How Does the Chemical Composition in Tea Change?
Chemical reactions happen in tea at many points in the growing and processing stage. Firstly, the photosynthesis stage creates a chemical reaction in the plant. Factors that affect photosynthesis are; sunlight, shade, temperature and carbon dioxide concentration. Some teas, such as matcha green tea, are shaded prior to harvest so that new shoots are grown with higher amounts of chlorophyll. This is what gives matcha green tea its vibrant green leafy colour.
Some teas such as Oriental Beauty Oolongs (Donfang meiren) are produced by encouraging leaf hopper insects to feast on the juices of the tea leaves. This starts the oxidisation process before the leaves are harvested which creates the unique sweetly honey taste and aroma.
After tea leaves are harvested, the leaves undergo withering and oxidisation. These drying processes allow the leaves to wilt and the cells to break down. All of these stages are what determines the overall chemical composition of the tea.
What are the Chemicals Found in Tea?
Caffeine is found naturally in many plants, including tea, and it works as a natural insect repellent to protect the growing plant. Caffeine is a drug/stimulant called trimethylxanthine and surprisingly, caffeine has a similar chemical make up as some illicit drugs and has the same biochemical mechanisms that can stimulate brain function.
Generally, the more oxidised the tea, the higher levels of caffeine present in the leaves. It is difficult to calculate the exact levels of caffeine found in tea as there are many factors such as amount of tea leaves used, steeping time and water temperature.

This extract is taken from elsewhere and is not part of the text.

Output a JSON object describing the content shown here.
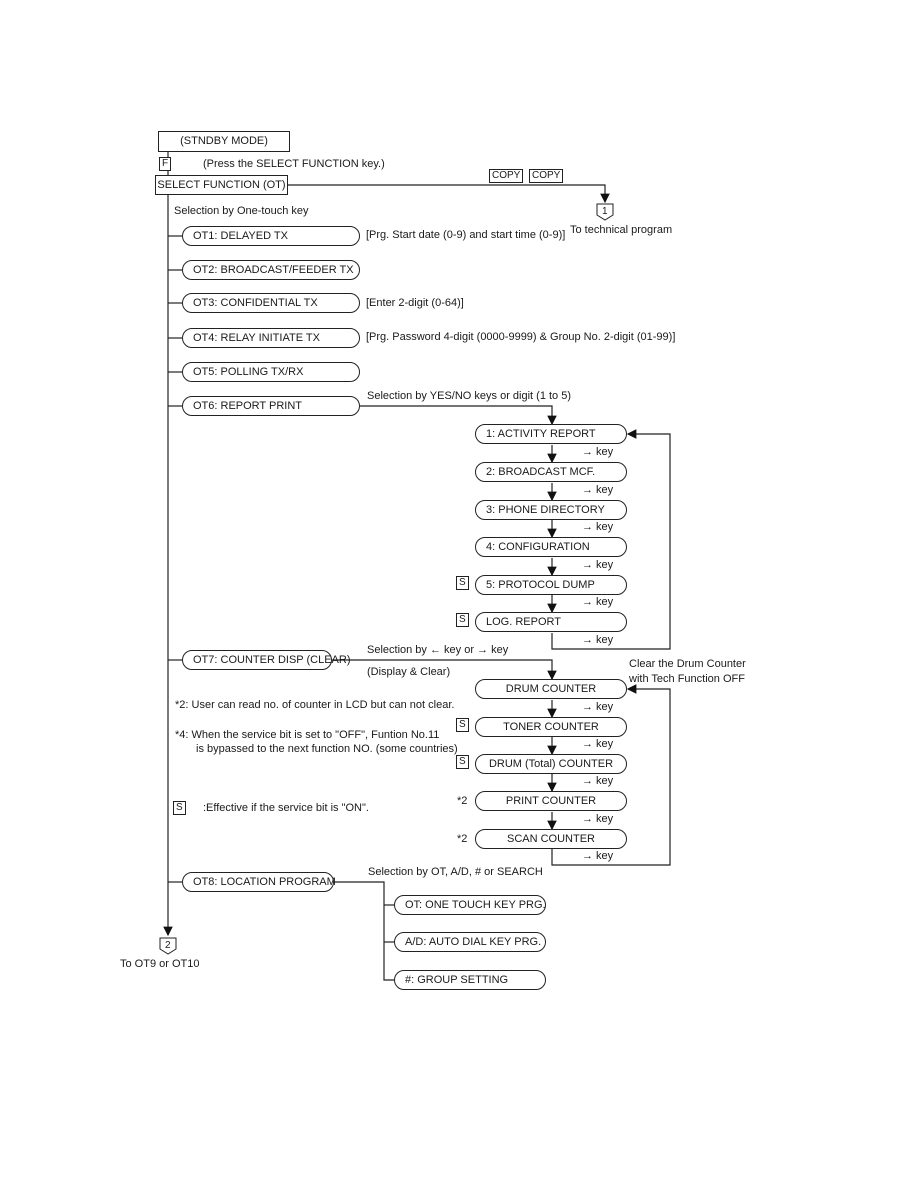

Read More: Caffeine in Tea vs Coffee
Tannins found in tea are what gives tea it’s dark colour and sometimes bitter taste. Tannins, also known as tannic acid are found in other naturally produced products such as beer and wine. Tannins are antioxidants found in tea and are a type of polyphenol. Darker teas that have been more oxidised will contain higher amounts of tannins in comparison to lighter teas. The longer that a cup of tea is brewed, the darker the colour and the more tannins that will be present. But too much steeping time may result in a bitter brew!
L-Theanine is possibly my most favourite chemical found in tea. L-Theanine is a type of amino acid that has antioxidant effects on the body. This wonderful amino acid is proven to help with stress and anxiety as it can aid in modulating brain function and help with calmness whist staying aware and focused. It is thought that L-Theanine can counter balance the negative effects of caffeine found in tea.
Read More: Is Tea Good at Reducing Anxiety?
Catechins are natural compounds found in tea. These are known as polyphenols or flavonoids. Epicatechin (EC) and epigallocatechin gallate (EGCG) are types of Catechins found in tea that can aid in removing free radicals from the body.
When tea is processed, the catechins (aka the antioxidants) are metabolised into polyphenols, known as flavonols. Different teas contain different types and different amounts of flavonols. For instance, black tea contains flavonols known as thearubigins and theaflavins.
There are about 28 minerals found in tea. These include fluorine, iodine, magnesium, potassium, selenium and zinc! All of which are super important to maintaining good health and wellbeing.
The chemistry of tea is quite complex and it’s no wonder that tea is such a magical drink enjoyed the world over!
What’s your favourite type of tea? Comment below!
Read More of my Blog Articles About Tea
Please note that as an affiliate, I earn a small commission from qualifying purchases made through links in this blog. This is to cover the running costs of the blog and is at no additional cost to you.
This blog is for information purposes only. It is not intended to treat, cure or diagnose any medical conditions. Always seek advice from your healthcare provider.